After the success of Tim Peake's Stevenage mission Airbus unveils £3.2m space learning centre to inspire a generation
PUBLISHED: 12:07 04 May 2016 | UPDATED: 12:12 04 May 2016
For one brief moment on Friday, Stevenage was at the centre of the world - and even the universe as we know it - as British astronaut Tim Peake took the controls of a prototype Mars rover from his home on board the International Space Station.
The world’s media descended on Airbus Defence and Space in Gunnels Wood Road to see Britain’s space station crew member guide a rover called Bridget to hit a series of targets.
And he did remarkably well considering he reportedly had just a 10 minute briefing, instructions on a piece of A4 paper, and only 90 minutes to complete his mission.
The firm announced on the same day that wider interest in the Mars project won’t be a flash in the pan.
Not only will Airbus build the rover vehicle scheduled to go to work on the surface of Mars as part of the 2019 ExoMars mission, but it is to give Stevenage schools, colleges and companies unique access to the developing mission through a new education centre.
Positioned with its windows looking directing out across a simulated Mars landscape, the £3.2 million Airbus Defence and Space centre for science, technology engineering and maths will welcome 27,000 students in the next five years.
Working in partnership with North Herts College, the ‘STEM’ project will help educate more than 5,000 students a year and, it is hoped, inspire the next generation of space scientists, technicians and engineers.
The college will run a STEM education programme at the centre, working with Airbus Defence and Space’s engineers and technicians.
There will be a series of interactive exhibits as well the chance to see the 30m by 13m test area in action, with prototype rovers negotiating the simulated Martian landscape.
Outreach activities for schools and a dedicated website and social media campaign are also planned.
Airbus site director Andy Stroomer said: “By investing in this centre and making the most of the Mars yard test area we hope to encourage students to follow science and engineering careers in the growing space industry and the wider industrial community.
“The partnership between North Herts College and Airbus is a unique collaboration to enhance STEM uptake and build a future generation of skilled workers.”
College principal Matt Hamnett added: “Creating an education centre linked to the ExoMars mission represents a unique opportunity to inspire young people to think about careers in science, tech, engineering and maths.
“It is a real pleasure for us to collaborate with a business that is so committed to working with educators and young people to enthuse the next generation.”
The Hertfordshire Local Enterprise Partnership is putting more than £1m into the project, which places Stevenage at the forefront of the space engineering industry in the UK.
Herts LEP makes up one part of Stevenage First – a partnership also involving Stevenage Borough Council, Herts County Council and Herts Chamber of Commerce which is focused on regenerating the town, and hopes the STEM centre will help contribute to the economic buoyancy needed to achieve its aims.
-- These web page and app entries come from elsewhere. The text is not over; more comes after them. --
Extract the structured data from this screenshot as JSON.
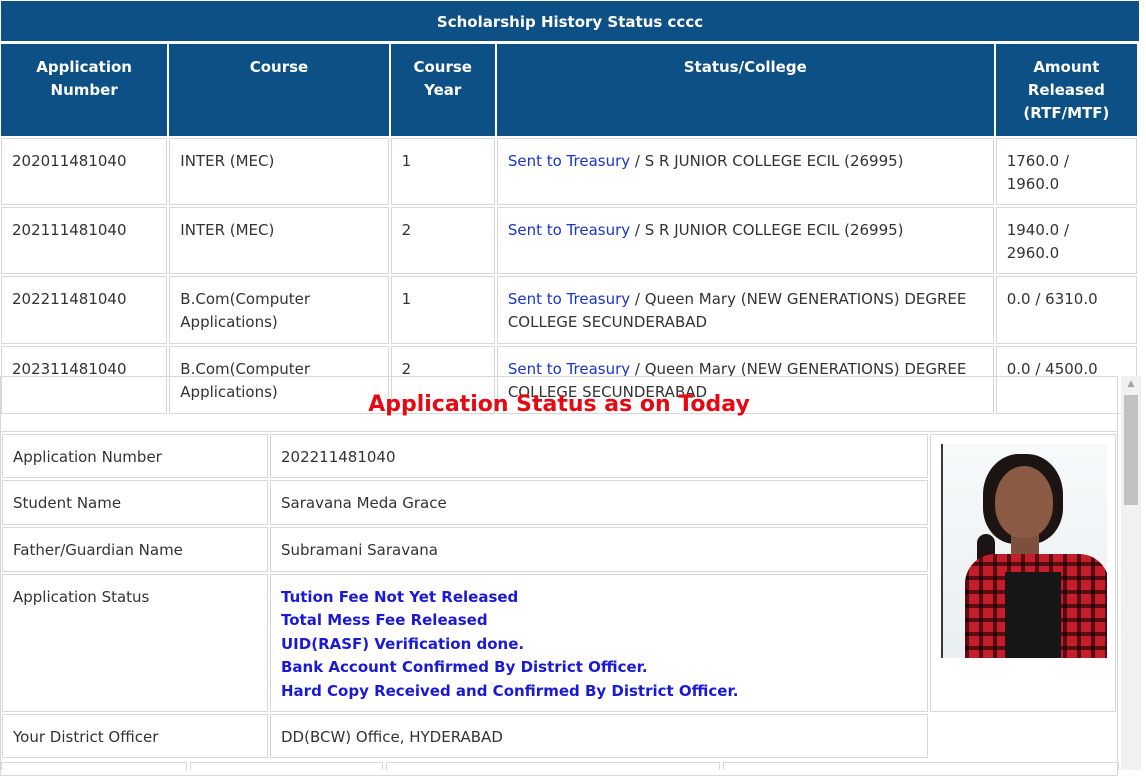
{
  "history": {
    "title": "Scholarship History Status cccc",
    "headers": {
      "app_no": "Application Number",
      "course": "Course",
      "course_year": "Course Year",
      "status_college": "Status/College",
      "amount": "Amount Released (RTF/MTF)"
    },
    "rows": [
      {
        "app_no": "202011481040",
        "course": "INTER (MEC)",
        "year": "1",
        "status_link": "Sent to Treasury",
        "college": " / S R JUNIOR COLLEGE ECIL (26995)",
        "amount": "1760.0 / 1960.0"
      },
      {
        "app_no": "202111481040",
        "course": "INTER (MEC)",
        "year": "2",
        "status_link": "Sent to Treasury",
        "college": " / S R JUNIOR COLLEGE ECIL (26995)",
        "amount": "1940.0 / 2960.0"
      },
      {
        "app_no": "202211481040",
        "course": "B.Com(Computer Applications)",
        "year": "1",
        "status_link": "Sent to Treasury",
        "college": " / Queen Mary (NEW GENERATIONS) DEGREE COLLEGE SECUNDERABAD",
        "amount": "0.0 / 6310.0"
      },
      {
        "app_no": "202311481040",
        "course": "B.Com(Computer Applications)",
        "year": "2",
        "status_link": "Sent to Treasury",
        "college": " / Queen Mary (NEW GENERATIONS) DEGREE COLLEGE SECUNDERABAD",
        "amount": "0.0 / 4500.0"
      }
    ]
  },
  "status": {
    "title": "Application Status as on Today",
    "fields": {
      "app_no_label": "Application Number",
      "app_no_value": "202211481040",
      "student_label": "Student Name",
      "student_value": "Saravana Meda Grace",
      "father_label": "Father/Guardian Name",
      "father_value": "Subramani Saravana",
      "app_status_label": "Application Status",
      "district_label": "Your District Officer",
      "district_value": "DD(BCW) Office, HYDERABAD"
    },
    "status_lines": [
      "Tution Fee Not Yet Released",
      "Total Mess Fee Released",
      "UID(RASF) Verification done.",
      "Bank Account Confirmed By District Officer.",
      "Hard Copy Received and Confirmed By District Officer."
    ]
  },
  "colors": {
    "header_bg": "#0d5086",
    "link": "#1a35c9",
    "status_title": "#e50914",
    "status_text": "#1a1ad6"
  }
}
Stevenage First chairman Andrew Percival said: “We want to secure future success for Stevenage, Hertfordshire and this key growth area for the South East.
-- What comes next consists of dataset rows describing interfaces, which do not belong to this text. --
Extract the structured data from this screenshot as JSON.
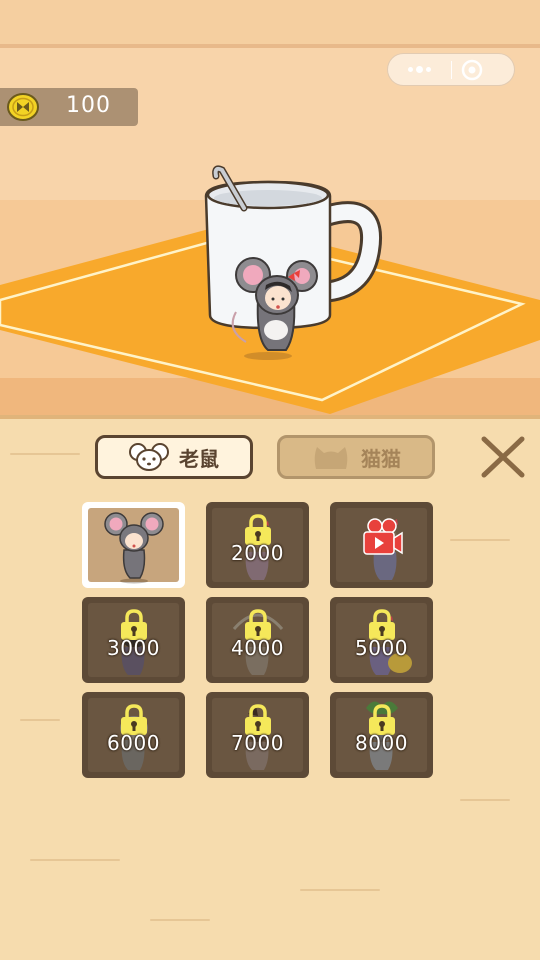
{
  "top_bar": {
    "coins": "100",
    "more_icon": "more-dots-icon",
    "target_icon": "target-icon",
    "coin_icon": "coin-icon"
  },
  "scene": {
    "mug_color": "#f5f7f9",
    "placemat_color": "#f8a92c"
  },
  "tabs": [
    {
      "label": "老鼠",
      "icon": "mouse-head-icon",
      "selected": true
    },
    {
      "label": "猫猫",
      "icon": "cat-head-icon",
      "selected": false
    }
  ],
  "close_icon": "close-x-icon",
  "skins": [
    {
      "id": "mouse-default",
      "price": "",
      "state": "selected"
    },
    {
      "id": "skin-2",
      "price": "2000",
      "state": "locked"
    },
    {
      "id": "skin-3",
      "price": "",
      "state": "video"
    },
    {
      "id": "skin-4",
      "price": "3000",
      "state": "locked"
    },
    {
      "id": "skin-5",
      "price": "4000",
      "state": "locked"
    },
    {
      "id": "skin-6",
      "price": "5000",
      "state": "locked"
    },
    {
      "id": "skin-7",
      "price": "6000",
      "state": "locked"
    },
    {
      "id": "skin-8",
      "price": "7000",
      "state": "locked"
    },
    {
      "id": "skin-9",
      "price": "8000",
      "state": "locked"
    }
  ],
  "colors": {
    "accent_dark": "#5a4430",
    "lock_yellow": "#f5e85a",
    "video_red": "#e8413c",
    "panel_bg": "#f6dcae"
  }
}
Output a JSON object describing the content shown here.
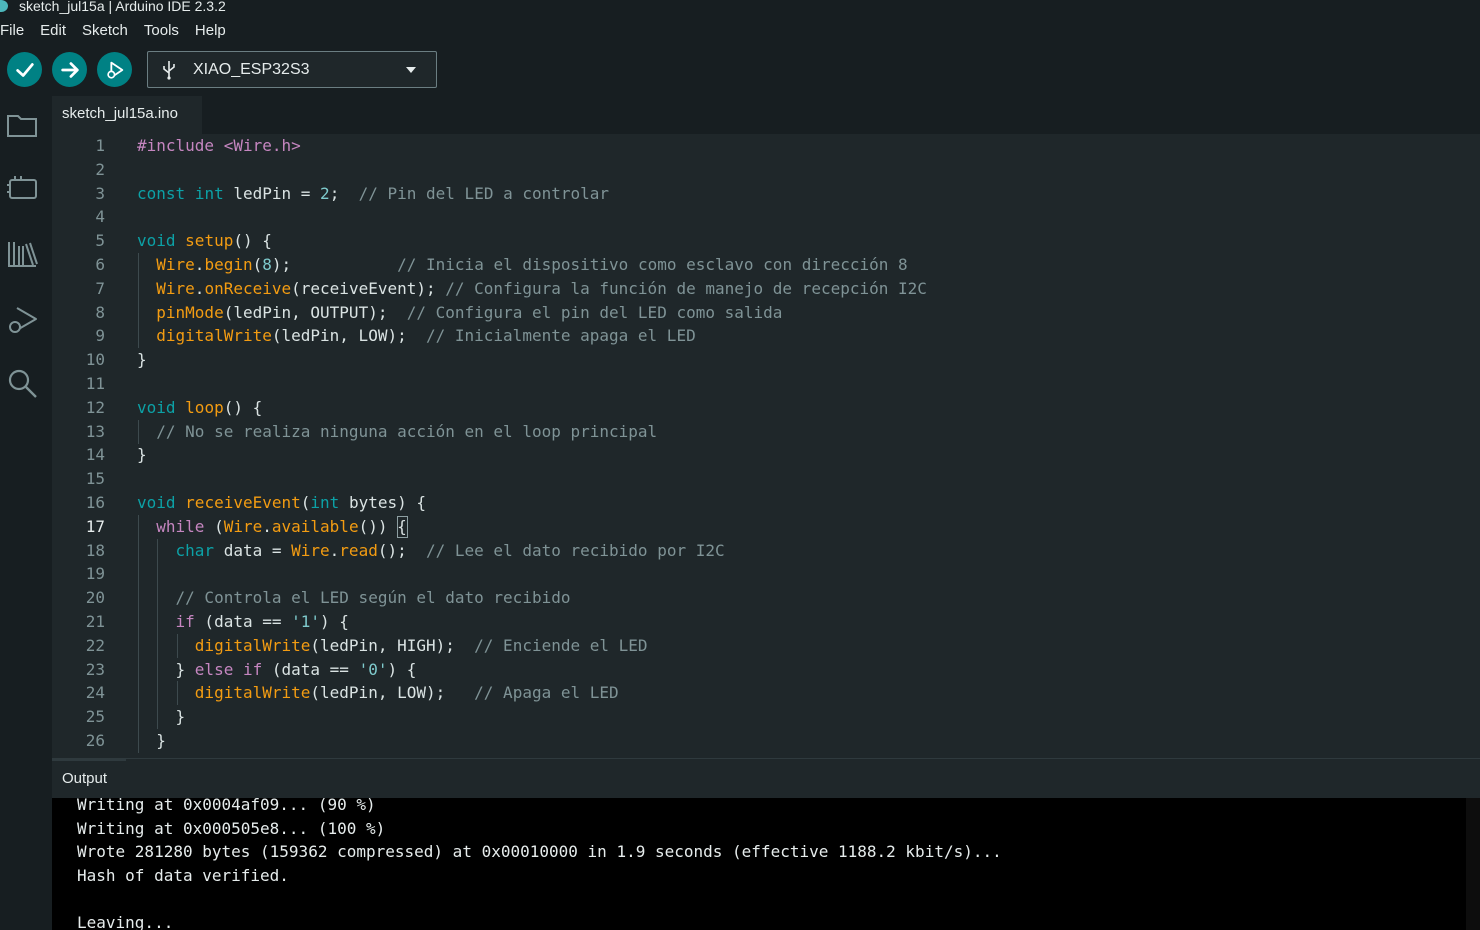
{
  "window": {
    "title": "sketch_jul15a | Arduino IDE 2.3.2"
  },
  "menu": [
    "File",
    "Edit",
    "Sketch",
    "Tools",
    "Help"
  ],
  "toolbar": {
    "verify_icon": "checkmark-icon",
    "upload_icon": "arrow-right-icon",
    "debug_icon": "debug-icon",
    "board_name": "XIAO_ESP32S3"
  },
  "sidebar": {
    "items": [
      "folder-icon",
      "board-icon",
      "library-icon",
      "debug-icon",
      "search-icon"
    ]
  },
  "tabs": [
    {
      "label": "sketch_jul15a.ino",
      "active": true
    }
  ],
  "editor": {
    "active_line": 17,
    "lines": [
      {
        "n": "1",
        "tokens": [
          [
            "pp",
            "#include <Wire.h>"
          ]
        ]
      },
      {
        "n": "2",
        "tokens": []
      },
      {
        "n": "3",
        "tokens": [
          [
            "kw",
            "const"
          ],
          [
            "pl",
            " "
          ],
          [
            "kw",
            "int"
          ],
          [
            "pl",
            " ledPin = "
          ],
          [
            "nm",
            "2"
          ],
          [
            "pl",
            ";  "
          ],
          [
            "cm",
            "// Pin del LED a controlar"
          ]
        ]
      },
      {
        "n": "4",
        "tokens": []
      },
      {
        "n": "5",
        "tokens": [
          [
            "kw",
            "void"
          ],
          [
            "pl",
            " "
          ],
          [
            "fn",
            "setup"
          ],
          [
            "pl",
            "() {"
          ]
        ]
      },
      {
        "n": "6",
        "tokens": [
          [
            "pl",
            "  "
          ],
          [
            "fn",
            "Wire"
          ],
          [
            "pl",
            "."
          ],
          [
            "fn",
            "begin"
          ],
          [
            "pl",
            "("
          ],
          [
            "nm",
            "8"
          ],
          [
            "pl",
            ");           "
          ],
          [
            "cm",
            "// Inicia el dispositivo como esclavo con dirección 8"
          ]
        ]
      },
      {
        "n": "7",
        "tokens": [
          [
            "pl",
            "  "
          ],
          [
            "fn",
            "Wire"
          ],
          [
            "pl",
            "."
          ],
          [
            "fn",
            "onReceive"
          ],
          [
            "pl",
            "(receiveEvent); "
          ],
          [
            "cm",
            "// Configura la función de manejo de recepción I2C"
          ]
        ]
      },
      {
        "n": "8",
        "tokens": [
          [
            "pl",
            "  "
          ],
          [
            "fn",
            "pinMode"
          ],
          [
            "pl",
            "(ledPin, OUTPUT);  "
          ],
          [
            "cm",
            "// Configura el pin del LED como salida"
          ]
        ]
      },
      {
        "n": "9",
        "tokens": [
          [
            "pl",
            "  "
          ],
          [
            "fn",
            "digitalWrite"
          ],
          [
            "pl",
            "(ledPin, LOW);  "
          ],
          [
            "cm",
            "// Inicialmente apaga el LED"
          ]
        ]
      },
      {
        "n": "10",
        "tokens": [
          [
            "pl",
            "}"
          ]
        ]
      },
      {
        "n": "11",
        "tokens": []
      },
      {
        "n": "12",
        "tokens": [
          [
            "kw",
            "void"
          ],
          [
            "pl",
            " "
          ],
          [
            "fn",
            "loop"
          ],
          [
            "pl",
            "() {"
          ]
        ]
      },
      {
        "n": "13",
        "tokens": [
          [
            "pl",
            "  "
          ],
          [
            "cm",
            "// No se realiza ninguna acción en el loop principal"
          ]
        ]
      },
      {
        "n": "14",
        "tokens": [
          [
            "pl",
            "}"
          ]
        ]
      },
      {
        "n": "15",
        "tokens": []
      },
      {
        "n": "16",
        "tokens": [
          [
            "kw",
            "void"
          ],
          [
            "pl",
            " "
          ],
          [
            "fn",
            "receiveEvent"
          ],
          [
            "pl",
            "("
          ],
          [
            "kw",
            "int"
          ],
          [
            "pl",
            " bytes) {"
          ]
        ]
      },
      {
        "n": "17",
        "tokens": [
          [
            "pl",
            "  "
          ],
          [
            "pp",
            "while"
          ],
          [
            "pl",
            " ("
          ],
          [
            "fn",
            "Wire"
          ],
          [
            "pl",
            "."
          ],
          [
            "fn",
            "available"
          ],
          [
            "pl",
            "()) {"
          ]
        ]
      },
      {
        "n": "18",
        "tokens": [
          [
            "pl",
            "    "
          ],
          [
            "kw",
            "char"
          ],
          [
            "pl",
            " data = "
          ],
          [
            "fn",
            "Wire"
          ],
          [
            "pl",
            "."
          ],
          [
            "fn",
            "read"
          ],
          [
            "pl",
            "();  "
          ],
          [
            "cm",
            "// Lee el dato recibido por I2C"
          ]
        ]
      },
      {
        "n": "19",
        "tokens": []
      },
      {
        "n": "20",
        "tokens": [
          [
            "pl",
            "    "
          ],
          [
            "cm",
            "// Controla el LED según el dato recibido"
          ]
        ]
      },
      {
        "n": "21",
        "tokens": [
          [
            "pl",
            "    "
          ],
          [
            "pp",
            "if"
          ],
          [
            "pl",
            " (data == "
          ],
          [
            "st",
            "'1'"
          ],
          [
            "pl",
            ") {"
          ]
        ]
      },
      {
        "n": "22",
        "tokens": [
          [
            "pl",
            "      "
          ],
          [
            "fn",
            "digitalWrite"
          ],
          [
            "pl",
            "(ledPin, HIGH);  "
          ],
          [
            "cm",
            "// Enciende el LED"
          ]
        ]
      },
      {
        "n": "23",
        "tokens": [
          [
            "pl",
            "    } "
          ],
          [
            "pp",
            "else"
          ],
          [
            "pl",
            " "
          ],
          [
            "pp",
            "if"
          ],
          [
            "pl",
            " (data == "
          ],
          [
            "st",
            "'0'"
          ],
          [
            "pl",
            ") {"
          ]
        ]
      },
      {
        "n": "24",
        "tokens": [
          [
            "pl",
            "      "
          ],
          [
            "fn",
            "digitalWrite"
          ],
          [
            "pl",
            "(ledPin, LOW);   "
          ],
          [
            "cm",
            "// Apaga el LED"
          ]
        ]
      },
      {
        "n": "25",
        "tokens": [
          [
            "pl",
            "    }"
          ]
        ]
      },
      {
        "n": "26",
        "tokens": [
          [
            "pl",
            "  }"
          ]
        ]
      }
    ]
  },
  "output": {
    "title": "Output",
    "lines": [
      "Writing at 0x0004af09... (90 %)",
      "Writing at 0x000505e8... (100 %)",
      "Wrote 281280 bytes (159362 compressed) at 0x00010000 in 1.9 seconds (effective 1188.2 kbit/s)...",
      "Hash of data verified.",
      "",
      "Leaving..."
    ]
  }
}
“There is a palpable energy, confidence and determination for growth and change across Stevenage and Hertfordshire, which we now need to build on.
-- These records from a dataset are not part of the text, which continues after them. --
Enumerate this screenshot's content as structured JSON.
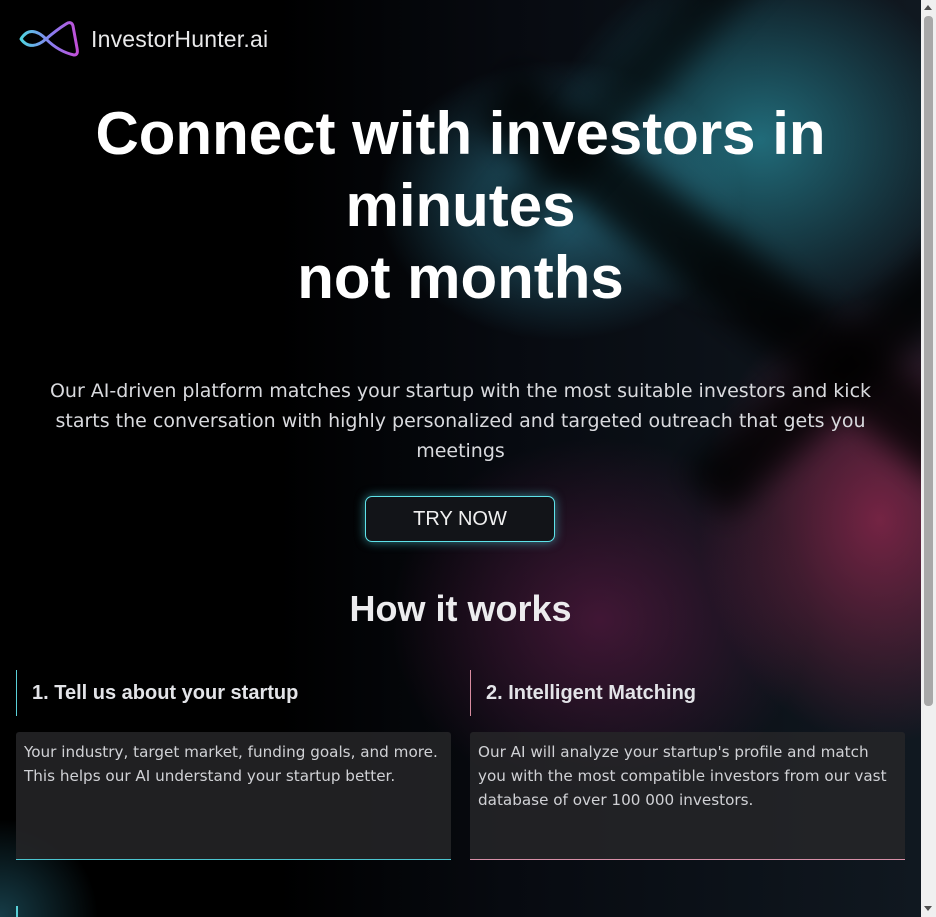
{
  "brand": {
    "name": "InvestorHunter.ai",
    "logo_icon": "infinity-loop-logo-icon",
    "accent_cyan": "#5fe3ea",
    "accent_pink": "#d88ca0"
  },
  "hero": {
    "title_line1": "Connect with investors in",
    "title_line2": "minutes",
    "title_line3": "not months",
    "subtitle": "Our AI-driven platform matches your startup with the most suitable investors and kick starts the conversation with highly personalized and targeted outreach that gets you meetings",
    "cta_label": "TRY NOW"
  },
  "how_it_works": {
    "heading": "How it works",
    "steps": [
      {
        "title": "1. Tell us about your startup",
        "description": "Your industry, target market, funding goals, and more. This helps our AI understand your startup better."
      },
      {
        "title": "2. Intelligent Matching",
        "description": "Our AI will analyze your startup's profile and match you with the most compatible investors from our vast database of over 100 000 investors."
      }
    ]
  }
}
“A live link between Stevenage and the International Space Station is proof of just what can be achieved. We relish the opportunity of working together jointly, taking the small steps needed for one giant leap.”
As if to echo Mr Percival’s comments, just four days after Tim Peake’s mission Airbus announced it has signed a contract with the European Space Agency to build a Biomass satellite which will launch in 2021. It will measure the growth rates of the world’s forests and help chart the impact of deforestation on the environment.